Saturday, October 1, 2011

Baby crib bumpers

I am not going to write out all the directions on here as I copied them 100% from this website I founds... i'll post it below so anyone who is interested can do the same.  The instructions were very clear and I was able to accomplish my goal (my first sewing goal since about 13 years ago in highschool) of making my baby girls crib bumpers.  The only thing I did differently than this blog is I made my own crib ties, I didn't just use ribbon... I'll be honest, making your own takes probably 5 times as long as just cutting and sewing in ribbon, but I personally like the look of it a lot better, so I'll show you how I did that...
Here is the link to make crib bumpers
And here are my tid bits...
1) pick out the type and thickenss of batting you want to use, I just went to the fabric store and looked at the batting on those big rollers and used the measurements of my crib to determine how much to buy.  Fabric wise, I bought 2 1/2 yards just so I would have enough for seams and all that jazz.
2) Make your pattern (how ever small or tall your bumpers are is up to you), I used wax paper and then cut off about an 1-1 1/2 inches off the width and then rolled it out one inch longer than the length of the side of my crib and cut.  I used the same piece of wax paper for all four sides, I just measured and cut the long sides first and then cut the wax paper to fit the short sides of the crib and then cut those... Walla!... I had all my pieces (the rest you can read about on the link I posted).
Now for the ties...
1) I suggest getting a partner in crime for this, it was much easier having help with cutting and measuring, and it went a lot faster.
2) Determine the width and length you want your ties, I didn't care if they could tie a bow, I wanted more the knot look so we cut mine 11 inches long and about an 1 1/2 inches wide... different sizes will have different looks.
3) We made this SUPER easy.... we cut one long strip the width and length we wanted and then we folded over the fabric, pinned that one to the next segment and cut another one and just kept using the last one we had cut as our pattern... the length of our fabric was such that we could just cute one long strip the width I wanted and then we divided it by 4 (which was 11 inches) and after we cut all the strips we needed we cut them into 4ths and walla (I had 8 long strips total which each cut evenly into 4 11 in pieces) (in the end you need 24 ties).
4) the next part took the longest, once you have all your 11 in x 1 1/2 in strips (or what ever length you choose)... you fold it in half, right side of the fabric facing in and you sew around two of the open ends leaving one of the small ends open (I did a zig zag and a straight stitch, doubled up, to ensure no fraying would occur), and then you start to turn it inside out, first start with your fingers, then you can use the end of a wooden spoon to push the excess fabric through (it really does take a while.), and then you can tuck in the raw edges of the open end and sew the end shut, iron the pieces flat, and there you have it... ties. (follow the link to show you how to sew them into the bumpers.)
Finished product...

Friday, September 30, 2011

clip board

My one year old is getting quite a clip collection and we needed somewhere to put them all where we could see them.

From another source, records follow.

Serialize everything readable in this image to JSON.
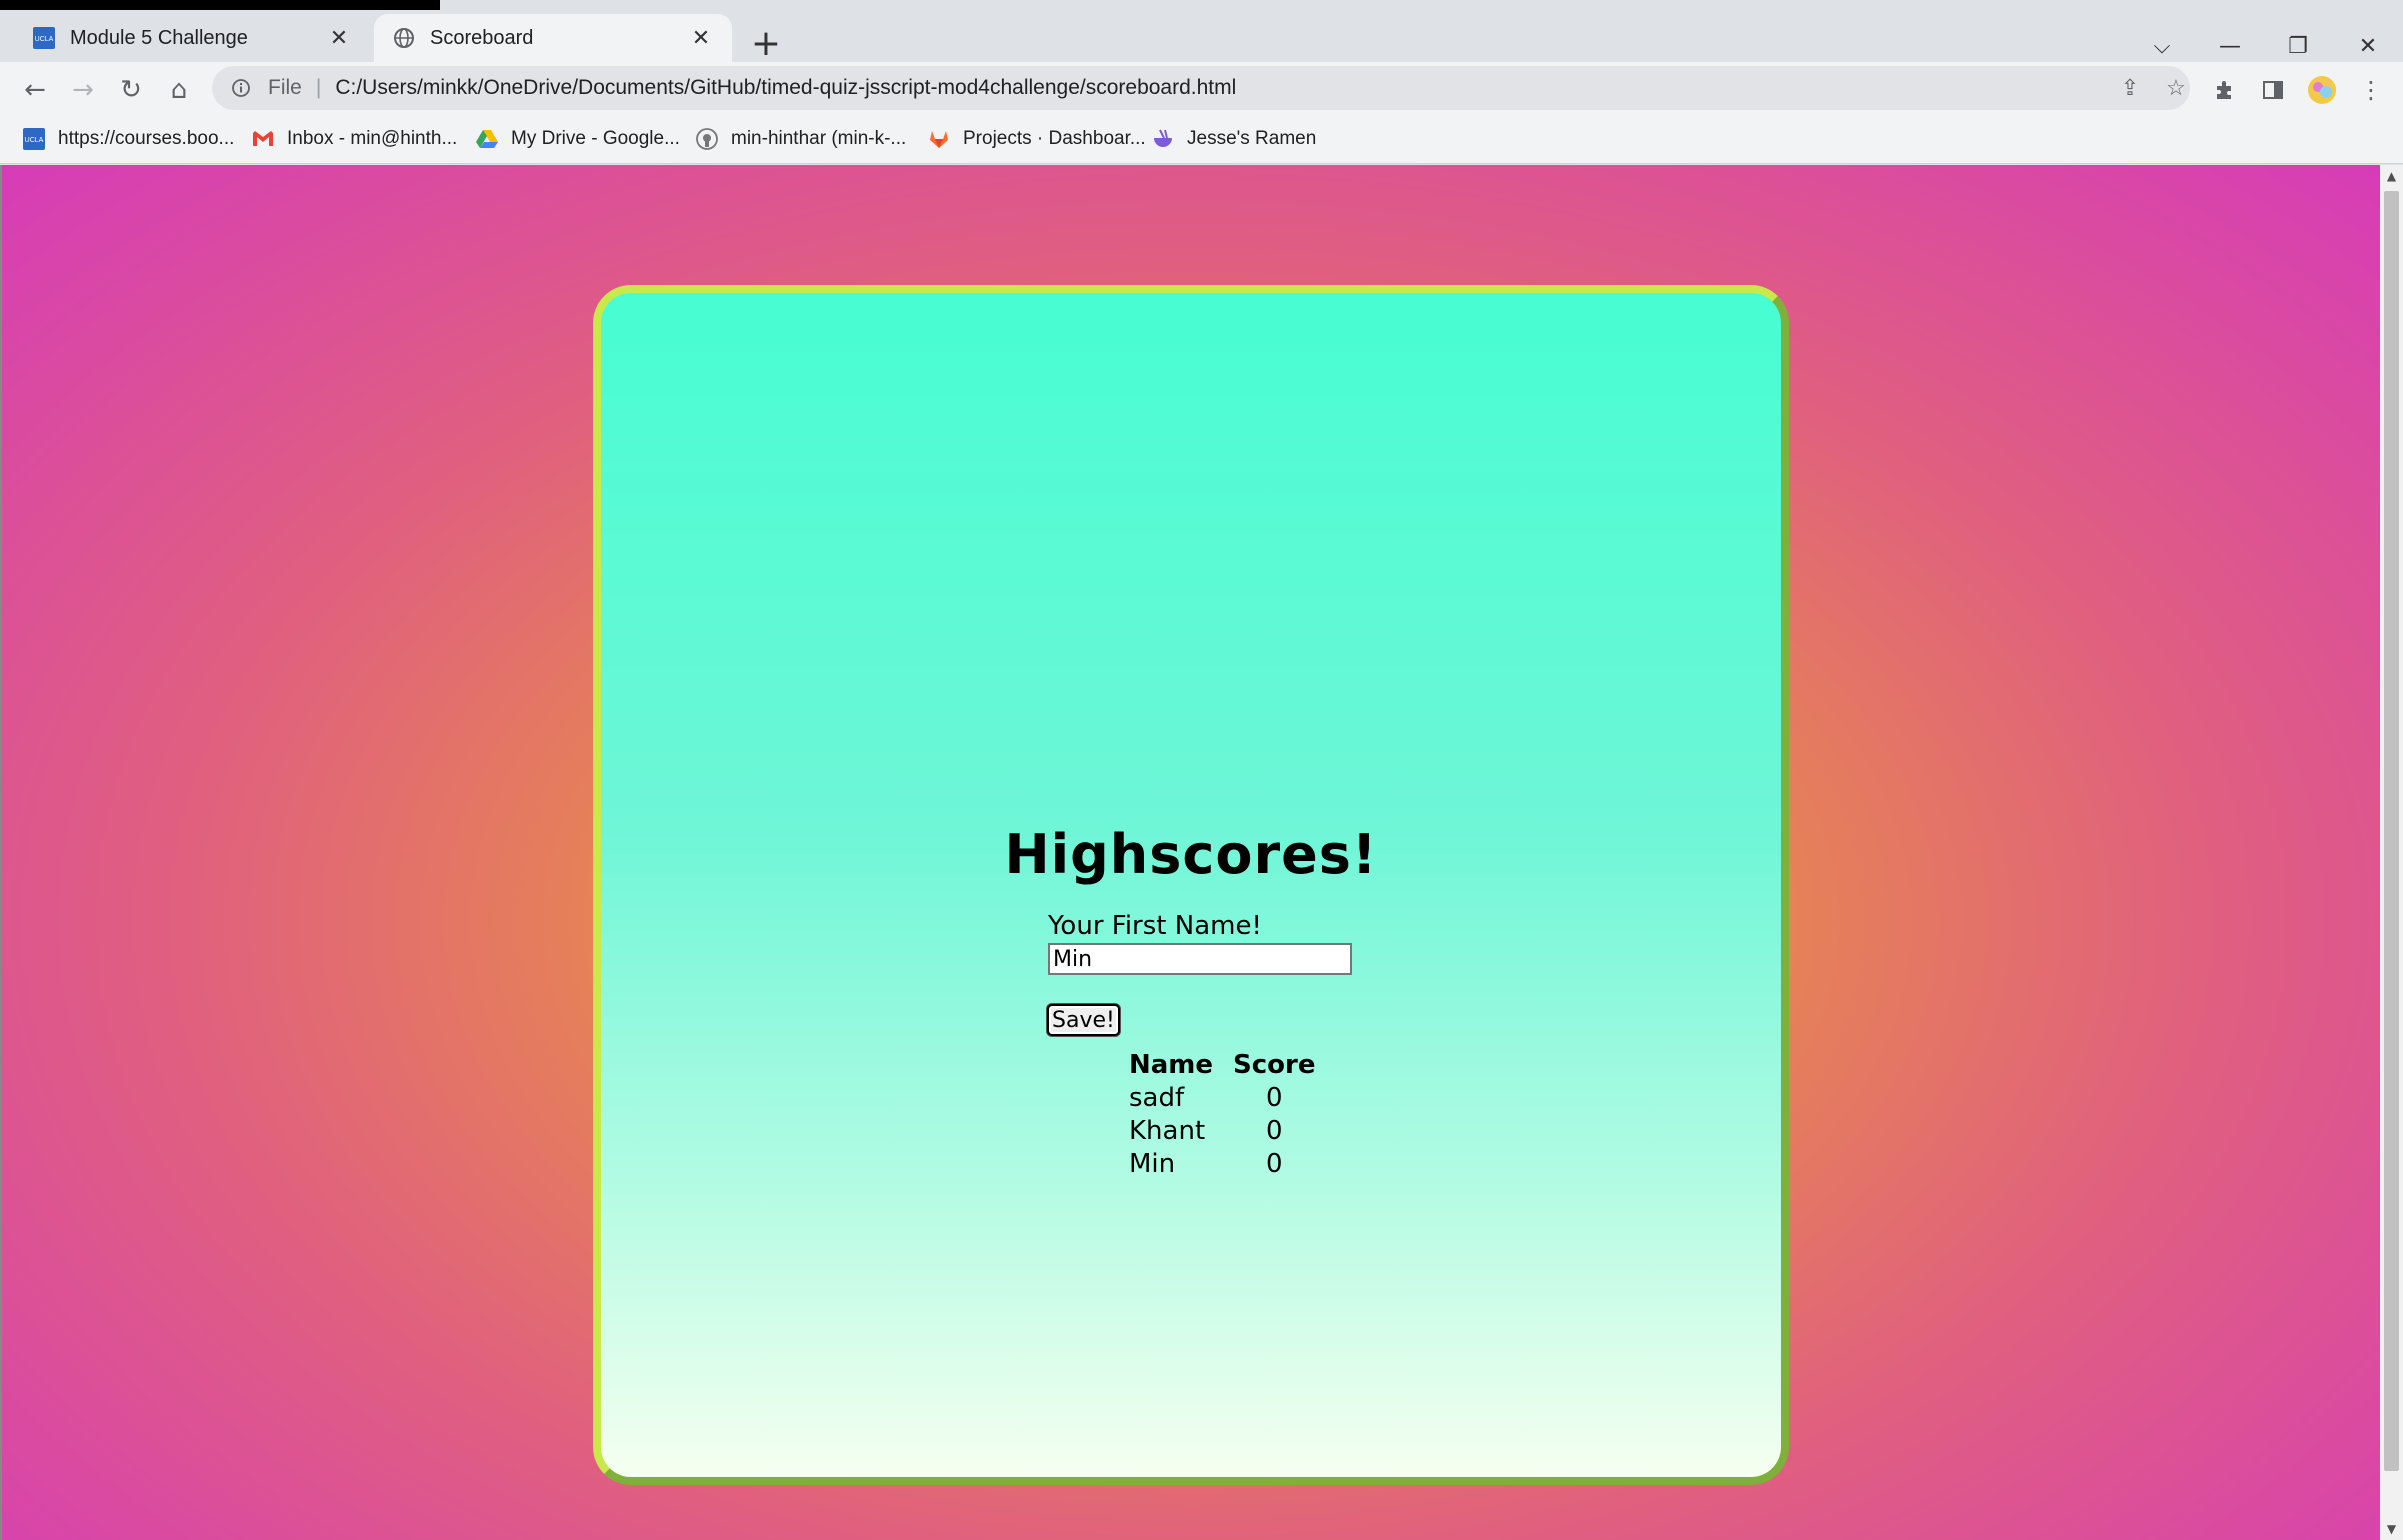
{
  "browser": {
    "tabs": [
      {
        "label": "Module 5 Challenge",
        "icon": "ucla-icon",
        "active": false
      },
      {
        "label": "Scoreboard",
        "icon": "globe-icon",
        "active": true
      }
    ],
    "new_tab_symbol": "+",
    "address": {
      "scheme_label": "File",
      "url": "C:/Users/minkk/OneDrive/Documents/GitHub/timed-quiz-jsscript-mod4challenge/scoreboard.html"
    },
    "bookmarks": [
      {
        "label": "https://courses.boo...",
        "icon": "ucla-icon"
      },
      {
        "label": "Inbox - min@hinth...",
        "icon": "gmail-icon"
      },
      {
        "label": "My Drive - Google...",
        "icon": "google-drive-icon"
      },
      {
        "label": "min-hinthar (min-k-...",
        "icon": "github-icon"
      },
      {
        "label": "Projects · Dashboar...",
        "icon": "gitlab-icon"
      },
      {
        "label": "Jesse's Ramen",
        "icon": "ramen-icon"
      }
    ]
  },
  "page": {
    "heading": "Highscores!",
    "name_label": "Your First Name!",
    "name_value": "Min",
    "save_label": "Save!",
    "table": {
      "headers": [
        "Name",
        "Score"
      ],
      "rows": [
        {
          "name": "sadf",
          "score": "0"
        },
        {
          "name": "Khant",
          "score": "0"
        },
        {
          "name": "Min",
          "score": "0"
        }
      ]
    }
  },
  "colors": {
    "card_top": "#47fdd2",
    "card_bottom": "#f6fff0",
    "card_border": "#c9e84a",
    "background_center": "#f0a040",
    "background_edge": "#d63cb8"
  }
}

I can't claim this idea as my own, I saw it somewhere, I just copied it, but it's really easy and turned out pretty cute!

All we did was wrap some fabric around a canvas and secure it with staples. Then stapled some ribbon on and hung it up on her wall. Easy Peasy.

Wednesday, September 28, 2011

painting fabric

I've had these chairs for a while now and just was never happy with them. I covered them in a solid fabric that ended looking the same color as the paint on our walls, blah. It looked totally different at the fabric store. So I painted numbers on them! a cute friend suggested this and I've been seeing it a lot in Pottery Barn and stores like that.

Fabric paint is really easy and cheep, and I just made the stencils by printing numbers on card stock and cutting them out with a razor blade.

(and check out the beginning of our Halloween decor, the bats hanging from the chandler)